In subsequent Tree Talks, we addressed more complex issues, but the reason we were able to do so in a civilized manner is because of the foundation of trust established by first listening to understand our classmates.
Aside from building trust within the corps, our other main goals for the year were to create cohesion and increase morale. This truly was an unprecedented academic year due to COVID-related restrictions. For most of the year, cadets were not allowed to leave post. No families, friends or other outside guests were permitted to visit the academy in order to mitigate the risk of a COVID outbreak.
As a result, there were no outside spectators at sporting events, no one in the stands watching parades, no guests invited to formals and no families present during class weekends. Many cadets felt alone and isolated, and we knew the only way to create a cohesive team and increase morale throughout the corps was to provide people with the opportunity to come together.
We decided to make the most of what we had and who we had around us. Since we could not leave West Point, we brought as much fun to the academy as we could. Whether it was concerts in Eisenhower Hall, pickup sporting events on the Plain, outdoor movie nights or Thanksgiving turkey dinner in the barracks’ hallways, we created opportunities for people to gather, feel a sense of community and meet people outside of our normal social circles.
We quickly built friendships with our classmates who began to feel like family, and we created a sense of home away from home.
In my years at West Point, I never felt closer to my peers than I did during my senior year. They were my family, and after all we had been through, I trusted that we would stick by each other’s side through anything.
Since graduating and commissioning as a second lieutenant, I have carried with me the lessons I learned about building trust and cohesion within a diverse group of individuals. Since becoming a platoon leader, I find myself facing a similar challenge of creating a trusted, unified team made up of 26 soldiers from all walks of life. Every one of them has their own story, opinions, motivations and beliefs, but it is my job to do what I can as a leader to unite them as a cohesive platoon.

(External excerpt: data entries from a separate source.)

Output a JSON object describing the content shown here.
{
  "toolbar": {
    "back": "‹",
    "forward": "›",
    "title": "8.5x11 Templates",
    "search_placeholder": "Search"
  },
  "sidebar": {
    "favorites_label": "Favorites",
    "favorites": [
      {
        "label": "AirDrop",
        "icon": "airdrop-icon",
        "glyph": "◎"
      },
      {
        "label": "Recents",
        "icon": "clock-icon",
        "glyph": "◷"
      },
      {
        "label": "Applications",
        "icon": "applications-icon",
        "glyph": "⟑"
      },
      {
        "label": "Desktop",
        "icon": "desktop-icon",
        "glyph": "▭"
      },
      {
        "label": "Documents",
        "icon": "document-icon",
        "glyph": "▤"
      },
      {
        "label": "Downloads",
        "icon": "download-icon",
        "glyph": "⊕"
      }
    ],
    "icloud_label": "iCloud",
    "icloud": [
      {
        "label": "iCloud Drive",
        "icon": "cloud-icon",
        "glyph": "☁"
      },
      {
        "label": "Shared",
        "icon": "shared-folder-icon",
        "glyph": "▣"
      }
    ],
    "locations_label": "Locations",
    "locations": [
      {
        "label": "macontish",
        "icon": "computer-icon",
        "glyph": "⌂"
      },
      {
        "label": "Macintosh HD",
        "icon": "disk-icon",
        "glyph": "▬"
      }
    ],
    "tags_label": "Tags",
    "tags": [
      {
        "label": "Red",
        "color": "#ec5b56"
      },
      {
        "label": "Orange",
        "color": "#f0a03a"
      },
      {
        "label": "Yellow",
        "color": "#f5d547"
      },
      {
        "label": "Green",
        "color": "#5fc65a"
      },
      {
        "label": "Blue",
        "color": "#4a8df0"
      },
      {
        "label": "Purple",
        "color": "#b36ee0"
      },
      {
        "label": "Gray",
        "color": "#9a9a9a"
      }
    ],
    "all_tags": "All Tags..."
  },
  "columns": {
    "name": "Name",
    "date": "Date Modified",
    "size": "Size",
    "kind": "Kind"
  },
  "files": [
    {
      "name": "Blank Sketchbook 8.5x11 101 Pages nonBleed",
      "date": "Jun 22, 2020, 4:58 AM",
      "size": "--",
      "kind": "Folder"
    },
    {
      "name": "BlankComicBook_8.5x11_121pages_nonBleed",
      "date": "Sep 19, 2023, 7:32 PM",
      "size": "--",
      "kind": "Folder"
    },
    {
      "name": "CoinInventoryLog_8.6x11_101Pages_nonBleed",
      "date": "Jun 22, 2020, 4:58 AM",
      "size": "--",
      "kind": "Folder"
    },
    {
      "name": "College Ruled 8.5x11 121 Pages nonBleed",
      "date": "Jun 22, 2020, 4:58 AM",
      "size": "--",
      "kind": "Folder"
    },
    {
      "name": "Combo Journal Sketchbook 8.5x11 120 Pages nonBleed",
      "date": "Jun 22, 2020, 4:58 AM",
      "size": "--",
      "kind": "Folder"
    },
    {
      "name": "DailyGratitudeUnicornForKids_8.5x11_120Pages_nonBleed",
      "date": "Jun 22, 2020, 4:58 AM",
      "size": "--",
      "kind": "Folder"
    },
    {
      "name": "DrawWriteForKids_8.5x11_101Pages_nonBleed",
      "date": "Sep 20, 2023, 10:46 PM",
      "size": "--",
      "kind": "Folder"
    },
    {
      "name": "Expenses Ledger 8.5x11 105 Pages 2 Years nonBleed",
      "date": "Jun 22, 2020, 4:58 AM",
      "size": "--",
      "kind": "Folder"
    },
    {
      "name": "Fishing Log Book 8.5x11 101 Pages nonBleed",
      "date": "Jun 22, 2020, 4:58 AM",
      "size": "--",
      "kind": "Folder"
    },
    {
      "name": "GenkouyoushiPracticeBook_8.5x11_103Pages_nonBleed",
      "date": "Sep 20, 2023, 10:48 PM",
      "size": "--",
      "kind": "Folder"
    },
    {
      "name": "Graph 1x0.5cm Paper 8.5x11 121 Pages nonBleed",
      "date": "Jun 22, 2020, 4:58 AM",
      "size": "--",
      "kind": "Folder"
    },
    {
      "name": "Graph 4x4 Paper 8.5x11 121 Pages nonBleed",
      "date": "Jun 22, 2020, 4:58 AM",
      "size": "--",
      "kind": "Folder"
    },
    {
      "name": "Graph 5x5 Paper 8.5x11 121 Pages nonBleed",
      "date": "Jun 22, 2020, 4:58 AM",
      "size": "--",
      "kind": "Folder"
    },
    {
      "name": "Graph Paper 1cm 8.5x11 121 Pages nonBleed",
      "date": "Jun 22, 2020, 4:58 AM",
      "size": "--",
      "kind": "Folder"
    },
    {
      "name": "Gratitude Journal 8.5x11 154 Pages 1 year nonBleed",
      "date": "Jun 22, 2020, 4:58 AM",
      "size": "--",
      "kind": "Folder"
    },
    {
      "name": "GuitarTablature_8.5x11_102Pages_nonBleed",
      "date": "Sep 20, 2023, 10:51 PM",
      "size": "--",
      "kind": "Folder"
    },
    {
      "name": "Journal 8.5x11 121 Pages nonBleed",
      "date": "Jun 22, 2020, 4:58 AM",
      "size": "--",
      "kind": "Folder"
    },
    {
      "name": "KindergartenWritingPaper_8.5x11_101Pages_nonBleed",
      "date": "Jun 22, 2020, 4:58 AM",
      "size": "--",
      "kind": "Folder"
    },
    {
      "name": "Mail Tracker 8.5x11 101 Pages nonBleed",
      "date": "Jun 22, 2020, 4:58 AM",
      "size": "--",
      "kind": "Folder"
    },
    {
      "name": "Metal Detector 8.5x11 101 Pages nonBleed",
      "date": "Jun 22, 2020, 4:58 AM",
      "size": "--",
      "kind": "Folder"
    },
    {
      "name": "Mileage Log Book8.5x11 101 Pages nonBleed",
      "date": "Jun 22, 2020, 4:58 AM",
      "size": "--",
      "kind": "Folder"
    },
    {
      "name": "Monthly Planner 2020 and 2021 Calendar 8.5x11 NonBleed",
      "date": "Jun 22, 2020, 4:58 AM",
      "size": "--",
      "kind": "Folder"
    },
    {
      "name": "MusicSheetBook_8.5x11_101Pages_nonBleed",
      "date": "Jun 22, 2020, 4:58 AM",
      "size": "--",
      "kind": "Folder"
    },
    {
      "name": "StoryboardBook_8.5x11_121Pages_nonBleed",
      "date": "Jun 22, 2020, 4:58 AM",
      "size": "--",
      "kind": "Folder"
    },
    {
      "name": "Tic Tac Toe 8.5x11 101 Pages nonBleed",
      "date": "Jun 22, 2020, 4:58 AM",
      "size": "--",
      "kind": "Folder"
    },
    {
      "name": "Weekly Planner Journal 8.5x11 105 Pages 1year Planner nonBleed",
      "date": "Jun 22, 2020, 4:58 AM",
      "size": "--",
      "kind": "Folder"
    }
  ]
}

I apply the lessons I learned about active listening and bringing people together every day I stand in front of my soldiers as their platoon leader. While I may have learned these lessons in the midst of a pandemic, these principles are enduring and generalizable to all conditions, and I am thankful I have the opportunity to apply them every day as a young Army officer.
First Lt. Reilly Rudolph is a platoon leader in the 84th Engineer Battalion, Schofield Barracks, Hawaii. As First Captain, she was the highest-ranking cadet in the Class of 2021 at the U.S. Military Academy, West Point, New York.